“A high-quality history education will help pupils gain a coherent knowledge and understanding of Britain’s past and that of the wider world. It should inspire pupils’ curiosity to know more about the past. Teaching should equip pupils to ask perceptive questions, think critically, weigh evidence, sift arguments, and develop perspective and judgement. History helps pupils to understand the complexity of people’s lives, the process of change, the diversity of societies and relationships between different groups, as well as their own identity and the challenges of their time.”
The National Curriculum 2014
We want children to:
- gain a coherent knowledge and understanding of Britain’s past and that of the wider world
- be curios to know more about the past
- ask questions and develop their critical thinking skills
- begin to understand the complexity of people’s lives, the process of change, the diversity of societies and relationships between different groups
- gain a sense of their own identity within a social, political, cultural and economic background.
Because of this, we feel it is important for the subject to be taught discretely as well as incorporated within other curriculum subjects such as English and Art.
Our History curriculum includes topics for all children from Year 1 to Year 6.
Process for teaching history throughout school should include:
- Begin with action timeline that should include add-ons from previous years teaching/ start with learning the basic timeline so that it is known by the time the history topic begins.

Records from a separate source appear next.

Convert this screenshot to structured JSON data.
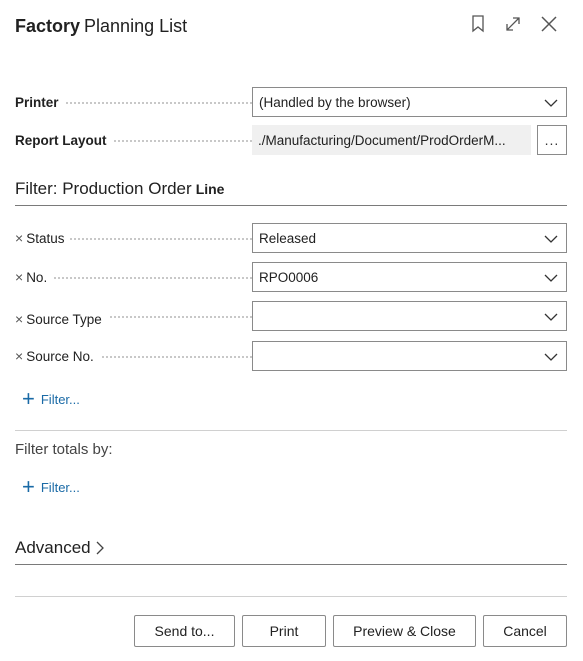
{
  "dialog": {
    "title_part1": "Factory",
    "title_part2": "Planning List"
  },
  "options": {
    "printer_label": "Printer",
    "printer_value": "(Handled by the browser)",
    "report_layout_label": "Report Layout",
    "report_layout_value": "./Manufacturing/Document/ProdOrderM...",
    "ellipsis_label": "..."
  },
  "filter_section": {
    "heading_main": "Filter: Production Order",
    "heading_small": "Line",
    "remove_icon": "×",
    "fields": [
      {
        "label": "Status",
        "value": "Released"
      },
      {
        "label": "No.",
        "value": "RPO0006"
      },
      {
        "label": "Source Type",
        "value": ""
      },
      {
        "label": "Source No.",
        "value": ""
      }
    ],
    "add_filter_label": "Filter..."
  },
  "totals_section": {
    "heading": "Filter totals by:",
    "add_filter_label": "Filter..."
  },
  "advanced": {
    "label": "Advanced"
  },
  "footer": {
    "send_to_label": "Send to...",
    "print_label": "Print",
    "preview_close_label": "Preview & Close",
    "cancel_label": "Cancel"
  },
  "icons": {
    "bookmark": "bookmark-icon",
    "expand": "expand-icon",
    "close": "close-icon",
    "chevron_down": "chevron-down-icon",
    "chevron_right": "chevron-right-icon",
    "plus": "plus-icon",
    "remove": "remove-filter-icon"
  }
}
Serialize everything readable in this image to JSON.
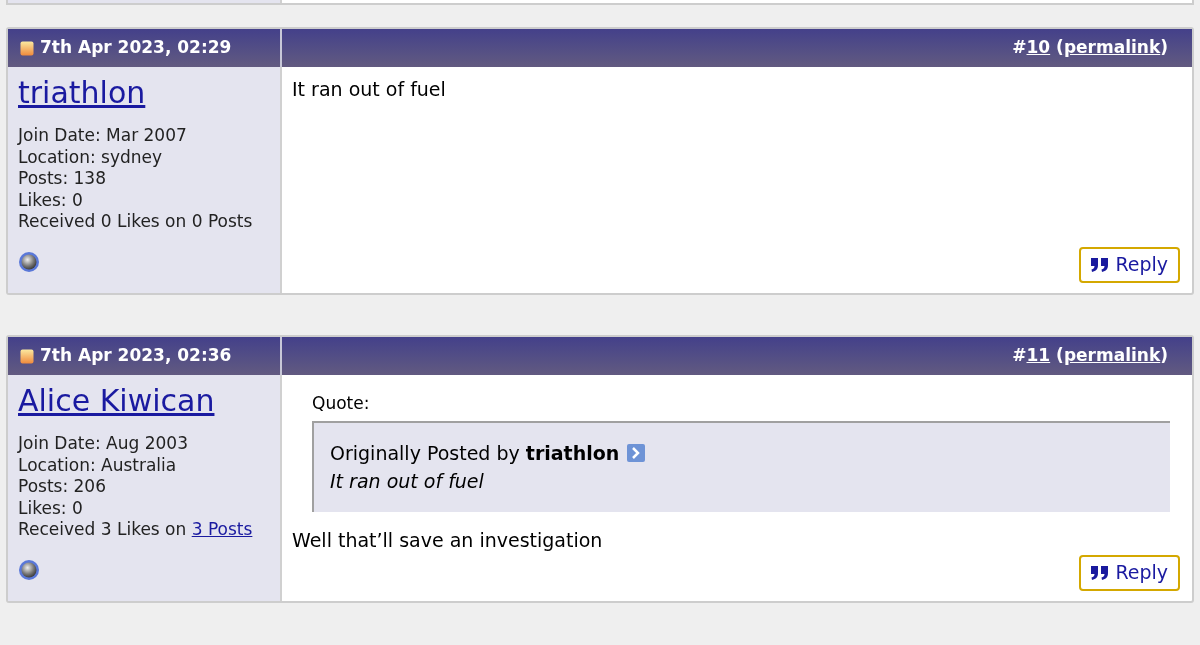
{
  "posts": [
    {
      "date": "7th Apr 2023, 02:29",
      "header_right": [
        {
          "kind": "text",
          "text": "#"
        },
        {
          "kind": "link",
          "text": "10"
        },
        {
          "kind": "text",
          "text": " ("
        },
        {
          "kind": "link",
          "text": "permalink"
        },
        {
          "kind": "text",
          "text": ")"
        }
      ],
      "user": {
        "name": "triathlon",
        "stats": [
          {
            "text": "Join Date: Mar 2007"
          },
          {
            "text": "Location: sydney"
          },
          {
            "text": "Posts: 138"
          },
          {
            "text": "Likes: 0"
          },
          {
            "text": "Received 0 Likes on 0 Posts"
          }
        ]
      },
      "body": [
        {
          "kind": "text",
          "text": "It ran out of fuel"
        }
      ],
      "reply": "Reply"
    },
    {
      "date": "7th Apr 2023, 02:36",
      "header_right": [
        {
          "kind": "text",
          "text": "#"
        },
        {
          "kind": "link",
          "text": "11"
        },
        {
          "kind": "text",
          "text": " ("
        },
        {
          "kind": "link",
          "text": "permalink"
        },
        {
          "kind": "text",
          "text": ")"
        }
      ],
      "user": {
        "name": "Alice Kiwican",
        "stats": [
          {
            "text": "Join Date: Aug 2003"
          },
          {
            "text": "Location: Australia"
          },
          {
            "text": "Posts: 206"
          },
          {
            "text": "Likes: 0"
          },
          {
            "text": "Received 3 Likes on ",
            "link": "3 Posts"
          }
        ]
      },
      "body": [
        {
          "kind": "quote",
          "label": "Quote:",
          "prefix": "Originally Posted by",
          "author": "triathlon",
          "text": "It ran out of fuel"
        },
        {
          "kind": "text",
          "text": "Well that’ll save an investigation"
        }
      ],
      "reply": "Reply"
    }
  ]
}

By doing this, we are using timelines as a teaching strategy that can help students construct an understanding of historical events over time, even the youngest students. Literature can be used to show, model, and help children develop concepts about time, continuity, and change in social studies as a basis for developing timelines.
- Use artefacts as a WOW to the start of a topic as well as throughout the topic. This will encourage the children to become history detectives by getting them to think about what the artefact is for, where it is from and how old it is. Artefacts help pupils question and understand the past.
- Outreach intervention: inviting people into school to talk about; demonstrate or re-enact aspects or periods in history has the effect of bringing history alive to the children and provides them with a more visual view of the topic they are covering.
- Use of ICT to support learning and make the curriculum accessible for everyone.
- End the topic with the adapted action timeline so that the children know where their topic fits in history and in relation to other episodes in history.
It is our aim that the history curriculum equips children with key knowledge and skills set out in the National Curriculum.
History is assessed and developed through the use of Foundation Subject Formative Assessment and tracked twice a year.
The impact of the History curriculum is monitored by the subject leader and evidenced in an annual portfolio.